Recently I attended a conference at the King’s Fund that focussed on transforming patient experience, particularly the experience of vulnerable patient groups.
To me, the day felt as much like a call to action as a celebration of good practice. Hearing from Catherine Carter, a mother with learning disabilities and Asperger’s, about the distressing experiences of parents with learning disabilities offered a stark reminder of how much stigma there still is around certain conditions.
She described a project to engage people with learning disabilities using maternity services. Through regional roadshows, they listened to what people with learning disabilities had to say, and produced a series of recommendations for policymakers and practitioners about how to improve maternity services. I liked their “ladder of power,” where they asked people to rank themselves and those involved in their care based on their level of power. The mothers and fathers rated themselves as having the least power, with social workers right at the top. The reason? “They take our babies away.”
There were other eye opening results, such as GP receptionists being perceived as more powerful than the GPs themselves because “they are the gatekeeper of whether you get an appointment or not.” This highlights the levels of fear that people with learning disabilities experience when engaging with the health and care “system”—and how important the role of all staff is in providing good care.
Parents with learning disabilities, speaking on films made by Healthtalk, described this sense of powerlessness and fear during pregnancy. What makes it worse is that health professionals sometimes fail to provide them with basic information, such as birthing options or antenatal classes. Rather than being treated with compassion and dignity, both mothers and fathers with learning disabilities often felt stigmatised and isolated at a time of extreme vulnerability. They described being on a ward with new mothers and their babies, after their own had been taken away to be fostered, with no support to manage this devastating loss.

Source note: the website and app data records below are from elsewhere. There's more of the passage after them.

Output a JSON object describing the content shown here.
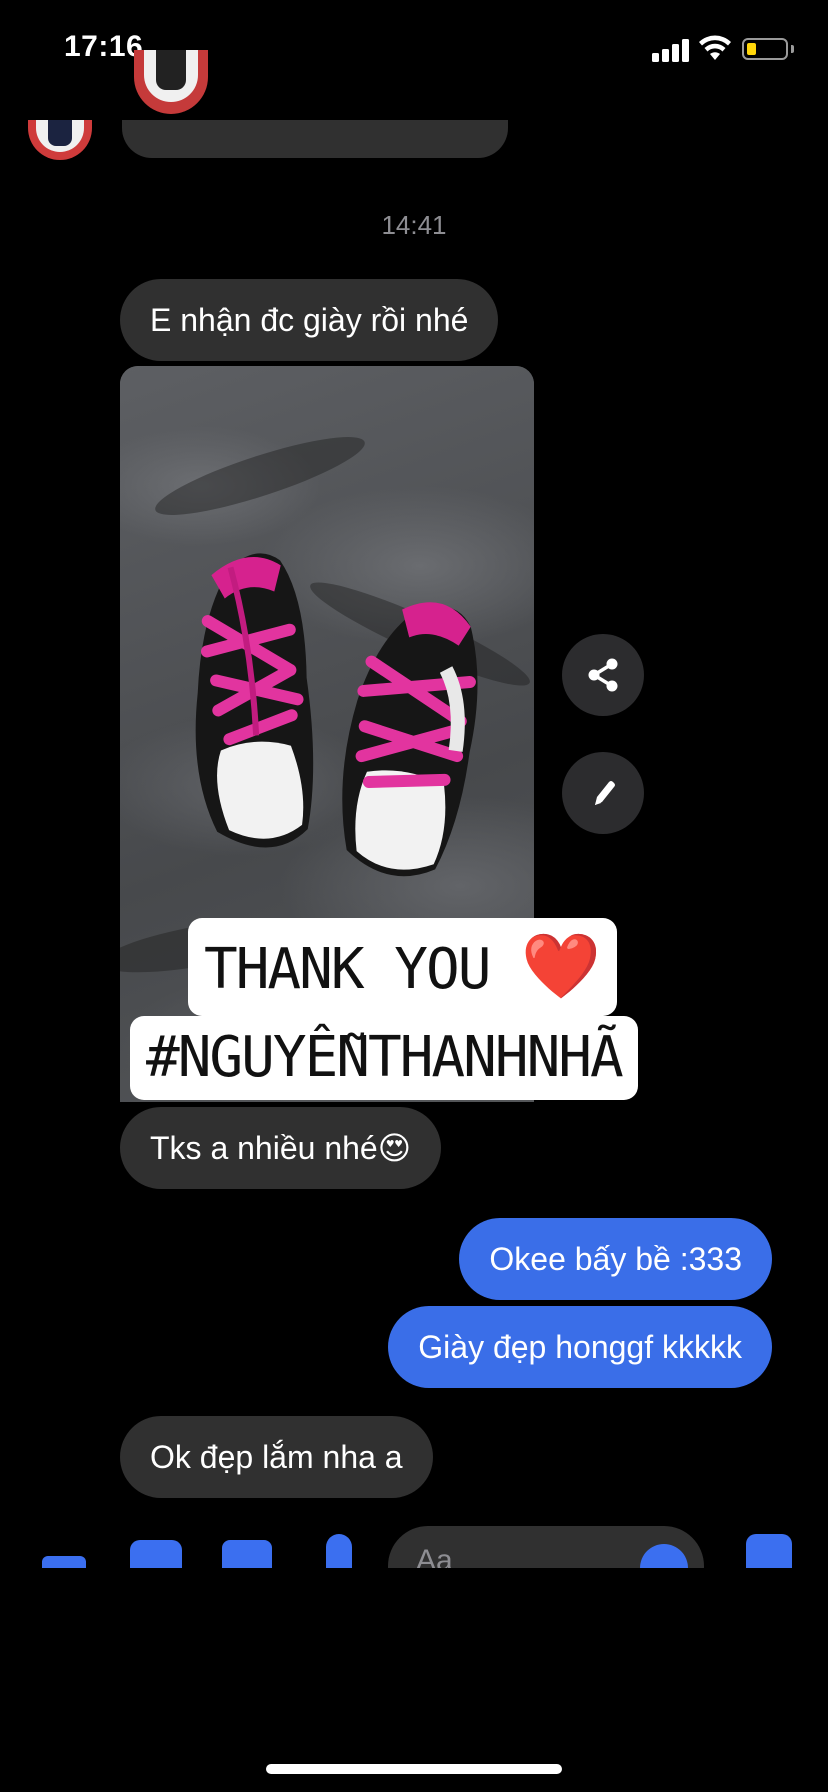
{
  "status_bar": {
    "time": "17:16",
    "battery_level": 0.15,
    "battery_color": "#ffd60a"
  },
  "conversation": {
    "timestamp": "14:41",
    "messages": [
      {
        "from": "them",
        "text": "E nhận đc giày rồi nhé"
      },
      {
        "from": "them",
        "type": "image",
        "sticker_line1": "THANK YOU",
        "sticker_heart": "❤️",
        "sticker_line2": "#NGUYỄNTHANHNHÃ"
      },
      {
        "from": "them",
        "text": "Tks a nhiều nhé😍"
      },
      {
        "from": "me",
        "text": "Okee bấy bề :333"
      },
      {
        "from": "me",
        "text": "Giày đẹp honggf kkkkk"
      },
      {
        "from": "them",
        "text": "Ok đẹp lắm nha a"
      }
    ]
  },
  "image_actions": {
    "share_icon": "share-icon",
    "edit_icon": "pencil-icon"
  },
  "composer": {
    "placeholder": "Aa",
    "icons": [
      "more-icon",
      "camera-icon",
      "gallery-icon",
      "mic-icon",
      "emoji-icon",
      "like-icon"
    ]
  },
  "colors": {
    "incoming_bubble": "#303030",
    "outgoing_bubble": "#3a6ee8",
    "accent": "#3b6ff0"
  }
}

Communication between staff and vulnerable patients was a theme that emerged time and time again during the conference. So it was heartening to end the session by hearing about the UK pilot of the “Always Events Programme,” supported by the Picker Institute.
Staff at Lancashire Care NHS Foundation Trust had identified discharge as a concern for people with learning disabilities who accessed their services. Using a methodology where patients and staff are equal collaborators, the team have been co-designing their service around the specific needs of its users, and coming up with their recommended “Always Events”—such as “use kind, respectful words” and “don’t rush or talk too fast.”
Many of the changes they have implemented may seem minor or even trivial—such as adding a photo of the patient’s clinician to their discharge letters—but they can make all the difference to the service users.
This co-design methodology is powerful and successful for several reasons: it fosters a strong sense of teamwork and collaboration between staff and service users; it improves not just patient experience, but patient safety and effectiveness as well; and most of the changes are easy to implement and relatively inexpensive, rather than systemic.
I know from my own experience that feeling vulnerable can be an inherent part of accessing health or social care. For both patients and families, it is crucial to feel listened to and understood. Co-design goes even further than just listening to create a compassionate patient-caregiver partnership—and that is central to improving patient experience and building an engaged and resilient workforce.
Patrick Cullen is communications manager at The Point of Care Foundation, a charity working to improve patients’ experience of care and to increase support for the staff who work with them.
Competing interests: The Point of Care Foundation was a partner organisation at the conference.